Every parent hopes that their child will live a long, healthy life. Unfortunately that isn’t always the case. Some children are born with Cerebral Palsy (CP), a number of disorders affecting the brain as it develops. If you’re unfamiliar with this condition, read on to find out more.
Cerebral Palsy is caused by damage to one or more areas of the brain. Quite often the damage occurs while the child is still in the womb, during the birth process, or shortly afterward. It can also be caused by brain tumors or meningitis. It nearly always includes some type of motor impairment but can also develop into mental retardation in severe cases.
How widespread is this condition? By 2001 there was an estimate of 764,000 children and adults in the United States alone; estimates are not known for the rest of the world. It is estimated nearly 10,000 more babies to pre-school age children are diagnosed each year in America.
Cerebral Palsy falls into one of three main types: Ataxic CP, Athetoid CP, and Spastic CP. Some children or adults will have only one type of CP, while some will have a combination of two and others will have a combination of all three.
- Ataxic CP is caused by damage to the cerebellum, which controls balance; this is the rarest of the three types. Children with this type of CP have difficulty co-ordinating movements and balance.
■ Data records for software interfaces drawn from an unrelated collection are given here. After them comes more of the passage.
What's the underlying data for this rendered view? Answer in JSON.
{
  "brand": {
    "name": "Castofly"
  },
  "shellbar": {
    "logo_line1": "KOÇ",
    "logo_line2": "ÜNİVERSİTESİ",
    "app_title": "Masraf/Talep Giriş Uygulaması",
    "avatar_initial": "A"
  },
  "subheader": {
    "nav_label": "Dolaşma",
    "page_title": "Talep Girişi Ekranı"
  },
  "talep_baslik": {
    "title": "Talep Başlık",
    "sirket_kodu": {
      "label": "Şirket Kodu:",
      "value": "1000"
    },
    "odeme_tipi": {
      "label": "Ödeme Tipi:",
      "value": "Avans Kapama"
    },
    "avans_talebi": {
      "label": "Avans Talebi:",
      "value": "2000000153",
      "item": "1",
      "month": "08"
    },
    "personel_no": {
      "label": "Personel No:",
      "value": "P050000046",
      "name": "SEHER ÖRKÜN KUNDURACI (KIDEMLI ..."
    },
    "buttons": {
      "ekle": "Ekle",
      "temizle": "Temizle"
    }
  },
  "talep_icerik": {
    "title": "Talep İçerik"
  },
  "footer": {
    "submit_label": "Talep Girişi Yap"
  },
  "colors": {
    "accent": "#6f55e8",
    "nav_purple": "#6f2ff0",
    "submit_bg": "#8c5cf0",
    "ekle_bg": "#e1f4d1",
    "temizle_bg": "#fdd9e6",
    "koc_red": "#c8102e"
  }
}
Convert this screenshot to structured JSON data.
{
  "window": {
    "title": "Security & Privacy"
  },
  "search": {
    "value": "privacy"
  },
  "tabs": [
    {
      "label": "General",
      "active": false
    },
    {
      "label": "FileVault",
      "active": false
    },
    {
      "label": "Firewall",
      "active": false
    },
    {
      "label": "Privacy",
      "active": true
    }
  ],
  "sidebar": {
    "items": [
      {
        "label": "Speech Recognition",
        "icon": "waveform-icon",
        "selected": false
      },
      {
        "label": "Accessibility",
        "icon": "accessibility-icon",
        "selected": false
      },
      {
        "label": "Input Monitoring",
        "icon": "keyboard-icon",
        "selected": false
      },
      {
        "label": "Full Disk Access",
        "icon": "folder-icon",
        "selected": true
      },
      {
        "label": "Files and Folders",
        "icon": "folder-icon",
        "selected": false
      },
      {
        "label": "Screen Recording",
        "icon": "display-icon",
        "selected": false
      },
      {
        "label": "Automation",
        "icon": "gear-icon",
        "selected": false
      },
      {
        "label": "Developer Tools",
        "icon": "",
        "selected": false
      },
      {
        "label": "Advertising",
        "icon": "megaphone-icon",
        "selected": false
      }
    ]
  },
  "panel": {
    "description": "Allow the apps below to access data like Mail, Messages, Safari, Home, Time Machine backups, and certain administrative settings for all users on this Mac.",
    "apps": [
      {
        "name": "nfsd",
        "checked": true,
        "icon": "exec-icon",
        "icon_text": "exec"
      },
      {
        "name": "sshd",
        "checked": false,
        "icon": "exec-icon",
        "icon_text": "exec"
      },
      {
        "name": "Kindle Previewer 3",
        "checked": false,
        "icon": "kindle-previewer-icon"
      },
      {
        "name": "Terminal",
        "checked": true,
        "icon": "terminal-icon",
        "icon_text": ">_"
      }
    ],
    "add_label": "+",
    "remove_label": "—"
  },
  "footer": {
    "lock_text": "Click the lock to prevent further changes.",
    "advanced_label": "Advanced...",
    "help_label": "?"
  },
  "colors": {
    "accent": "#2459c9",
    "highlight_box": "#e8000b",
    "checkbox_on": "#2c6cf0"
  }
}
- Athetoid CP is caused by damage to the basal ganglion and causes uncoordinated, involuntary, and uncontrolled muscle movement. Children with this type of CP may be able to walk but often stumble. It is also characterized by twisting of the fingers and wrists.
- Spastic CP is caused by damage to the cortex which controls movement and sensation. It is the most common type of CP and results in tight muscles in the arms and legs. Children with this type of CP can avoid being placed in a wheelchair if their muscles are exercised properly.
Risk factors associated with Cerebral Palsy include, but are not limited to, premature birth, improper oxygen through the placenta while the infant was developing, bacterial infection in the mother while pregnant, and prolonged oxygen loss during birth. Severe jaundice after birth, RH or A-B-O blood incompatibility between the mother and child, and the mother being infected with German measles during the beginning of her pregnancy are other possible risk factors.
Unfortunately, at this time there is no cure for CP due to the fact that brain damage cannot be reversed. With training and therapy, however, muscle function and co-ordination can be improved.
Learning more about this condition, it might help you to understand what causes it. If you have children, you can explain to them why some children and adults have this disability.